That which raised up their spirits, Heb. x. and xi., to trample upon all the beauty, bravery [livery], and glory of the world, was the acquaintance with, ‘and assurance of better and more durable things.’ ‘They took joyfully the spoiling of their goods, knowing in themselves that they bad in heaven a better and a more durable substance.’ ‘They looked for a house that had foundations, whoso builder and maker was God.’ ‘And they looked for another country, even an heavenly.’ ‘They saw him that was invisible, and had an eye to the recompence of reward.’ And this made them count all the glory and bravery [livery] of this world to be too poor and contemptible for them to set their hearts upon.
The main reason why men dote upon the world, and damn their souls to get the world, is, because they are not acquainted with a greater glory. Men ate acorns, till they were acquainted with the use of wheat. Ah, were men more acquainted with what union and communion with God means, what it is to have ‘a new name, and a new stone, that none knows but he that hath it,’ Rev. ii. 17; did they but taste more of heaven, and live more in heaven, and had more glorious hopes of going to heaven, ah, how easily would they have the moon under their feet.
It was an excellent saying of Lewis of Bavyer, emperor of Germany, Such goods are worth getting and owning, as will not sink or wash away if a shipwreck happen, but will wade and swim out with us.
(Footnote: There is, saith Augustine, goods of the throne; and there are goods of the footstool. When Basil was tempted with money and preferment, saith he, Give me money that may last for ever, and glory that may eternally flourish; for the fashion of this world passes away, as the waters of a river that runs by a city.)

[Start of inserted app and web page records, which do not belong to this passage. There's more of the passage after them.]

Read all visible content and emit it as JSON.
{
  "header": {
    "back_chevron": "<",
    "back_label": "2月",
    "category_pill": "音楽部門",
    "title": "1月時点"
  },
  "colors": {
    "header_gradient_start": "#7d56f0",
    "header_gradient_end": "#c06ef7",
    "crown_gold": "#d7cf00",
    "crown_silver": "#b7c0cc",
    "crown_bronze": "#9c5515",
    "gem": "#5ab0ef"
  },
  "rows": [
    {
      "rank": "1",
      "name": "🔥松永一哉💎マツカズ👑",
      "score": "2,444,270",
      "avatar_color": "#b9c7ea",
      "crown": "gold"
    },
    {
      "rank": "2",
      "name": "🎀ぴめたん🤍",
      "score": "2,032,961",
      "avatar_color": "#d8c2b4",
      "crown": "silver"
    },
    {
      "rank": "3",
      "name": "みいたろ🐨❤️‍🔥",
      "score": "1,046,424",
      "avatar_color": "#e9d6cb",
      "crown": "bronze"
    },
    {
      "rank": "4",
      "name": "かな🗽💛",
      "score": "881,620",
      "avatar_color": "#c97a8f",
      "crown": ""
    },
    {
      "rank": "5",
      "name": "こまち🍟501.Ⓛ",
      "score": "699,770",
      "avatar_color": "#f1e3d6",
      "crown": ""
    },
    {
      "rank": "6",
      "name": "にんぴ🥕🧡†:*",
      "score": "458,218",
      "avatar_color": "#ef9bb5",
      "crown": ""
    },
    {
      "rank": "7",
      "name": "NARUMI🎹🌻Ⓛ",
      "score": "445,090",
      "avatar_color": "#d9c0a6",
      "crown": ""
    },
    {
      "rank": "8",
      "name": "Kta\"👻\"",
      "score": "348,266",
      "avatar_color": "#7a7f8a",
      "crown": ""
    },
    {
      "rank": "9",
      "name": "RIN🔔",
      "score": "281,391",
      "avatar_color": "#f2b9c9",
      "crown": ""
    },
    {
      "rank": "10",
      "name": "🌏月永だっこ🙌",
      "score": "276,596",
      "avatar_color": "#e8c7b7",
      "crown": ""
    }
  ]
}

It is recorded of Lazarus, that after his resurrection from the dead, he was never seen to laugh, his thoughts and affections were so fixed in heaven, though his body was on earth, and therefore he could not but slight temporal things, his heart being so bent and set upon eternals. There are goods for the throne of grace, as God, Christ, the Spirit, adoption, justification, remission of sin, peace with God, and peace with conscience; and there are goods of the footstool, as honours, riches, the favour of creatures, and other comforts and accommodations of this life. Now he that hath acquaintance with, and assurance of the goods of the throne, will easily trample upon the goods of the footstool.
Ah that you would make it your business, your work, to mind more, and make sure more to your own souls, the great things of eternity, that will yield you joy in life and peace in death, and a crown of righteousness in the day of Christ’s appearing, and that will lift up your souls above all the beauty and bravery [livery] of this bewitching world, that will raise your feet above other men’s heads. When a man comes to be assured of a crown, a sceptre, the royal robes, etc., he then begins to have low, mean [low], and contemptible thoughts of those things that before he highly prized. So will assurance of more great and glorious things breed in the soul a holy scorn and contempt of all these poor, mean things, which the soul before did value above God, Christ, and heaven, etc.
Go on to Remedies 7-8!